Kitchen Tune-Up

Friends tried to tell me to trust God, but that didn’t answer my pain and questions. My problem was what I believed with my head clashed with what I felt in my heart. When I put some of the events of my life against what the Bible says about God, I came up with pictures that didn’t match. Choosing to trust what I knew to be true didn’t change the way I felt.

In the end I had to face my biggest problem. Though I was willing to ask the questions, I wouldn’t ask God about them. I asked friends. I asked myself. I cherished my questions and the anger that went with them, but I never took them to God.

Instead I offered Him my performance, trying to say and do the right things. Finally I began to offer Him honesty. I admitted I was angry with Him. I told Him what I wished He’d done differently and how it looked like He’d failed me by not protecting me.

I also had to tell Him that I was afraid of Him. With all the pain and wounds on my heart, I feared more if I allowed Him close. We serve a relational God, one who wants to know us and have us know Him. My heart, with all of its wounds and questions and messy emotions, was what He asked for.

In the end we had to wrestle it out together like Jacob wrestled with the angel in the Bible. The struggle forced me to open my heart more to God as I listened for His answers to my questions. In the end, the gap between head and heart narrowed as I allowed Him to enter more deeply.

Christians in the past called this kind of wrestling with God “lament.” Michael Card speaks of lament as a spiritual discipline we’ve lost in the modern church in his book A Sacred Sorrow. He defines lament as bringing your grief, anger, and questions to God, something we see in Scripture, especially in the Psalms.

In Psalm 13:1-4 David provides a good example. He asks God, “How long, O LORD? Will you forget me forever? How long will you hide your face from me? How long must I wrestle with my thoughts and every day have sorrow in my heart? How long will my enemy triumph over me? Look on me and answer, O LORD my God. Give light to my eyes, or I will sleep in death; my enemy will say, ‘I have overcome him,’ and my foes will rejoice when I fall.”

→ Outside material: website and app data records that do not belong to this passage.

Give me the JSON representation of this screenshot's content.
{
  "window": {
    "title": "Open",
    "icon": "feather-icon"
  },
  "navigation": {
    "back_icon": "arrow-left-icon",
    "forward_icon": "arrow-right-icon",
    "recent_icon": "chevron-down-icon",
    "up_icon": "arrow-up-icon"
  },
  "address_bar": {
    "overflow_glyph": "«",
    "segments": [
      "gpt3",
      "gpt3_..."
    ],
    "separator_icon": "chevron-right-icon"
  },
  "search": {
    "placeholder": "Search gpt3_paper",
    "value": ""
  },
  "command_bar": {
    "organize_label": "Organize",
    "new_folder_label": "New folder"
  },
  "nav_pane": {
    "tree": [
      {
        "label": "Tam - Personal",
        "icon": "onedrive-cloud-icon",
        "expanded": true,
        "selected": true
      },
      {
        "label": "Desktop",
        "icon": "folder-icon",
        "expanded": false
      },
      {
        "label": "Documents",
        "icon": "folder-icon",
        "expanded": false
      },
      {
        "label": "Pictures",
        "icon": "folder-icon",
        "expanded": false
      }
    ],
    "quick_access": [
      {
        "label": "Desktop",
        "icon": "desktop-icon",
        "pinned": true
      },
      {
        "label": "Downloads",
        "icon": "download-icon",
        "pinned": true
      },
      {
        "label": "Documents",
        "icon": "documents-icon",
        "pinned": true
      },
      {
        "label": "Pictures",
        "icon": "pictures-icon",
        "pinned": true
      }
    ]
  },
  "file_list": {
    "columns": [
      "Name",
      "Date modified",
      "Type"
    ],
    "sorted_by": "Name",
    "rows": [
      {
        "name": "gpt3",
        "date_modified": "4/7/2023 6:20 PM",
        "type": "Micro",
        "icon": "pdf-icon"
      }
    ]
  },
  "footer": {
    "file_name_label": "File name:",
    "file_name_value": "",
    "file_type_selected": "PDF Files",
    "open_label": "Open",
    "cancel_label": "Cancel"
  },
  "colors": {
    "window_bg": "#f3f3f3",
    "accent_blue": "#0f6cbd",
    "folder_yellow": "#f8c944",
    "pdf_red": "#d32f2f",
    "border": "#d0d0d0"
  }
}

However, we must balance questions with the other portion of lament: reminding ourselves of what we know to be true about God. David models the process in this Psalm. Verses five and six move from questions to praise with, “But I trust in your unfailing love; my heart rejoices in your salvation. I will sing to the LORD, for he has been good to me.”

You can make lament a part of your journey by listing your struggles and your questions. Take these before God, looking to Him for the answers even as you acknowledge anger or pain. Let Scriptures you read refresh your knowledge of God’s character. His steadfast love is for you.

Father, we fear giving you the gift of our heart, with all the pain and messy questions each one contains. Life has hurt us badly and we fear more pain. Please be gentle with our wounded souls. We will hold onto what we know to be true about You, even as we wrestle with doubt and fear.

Pro-Life Mississippi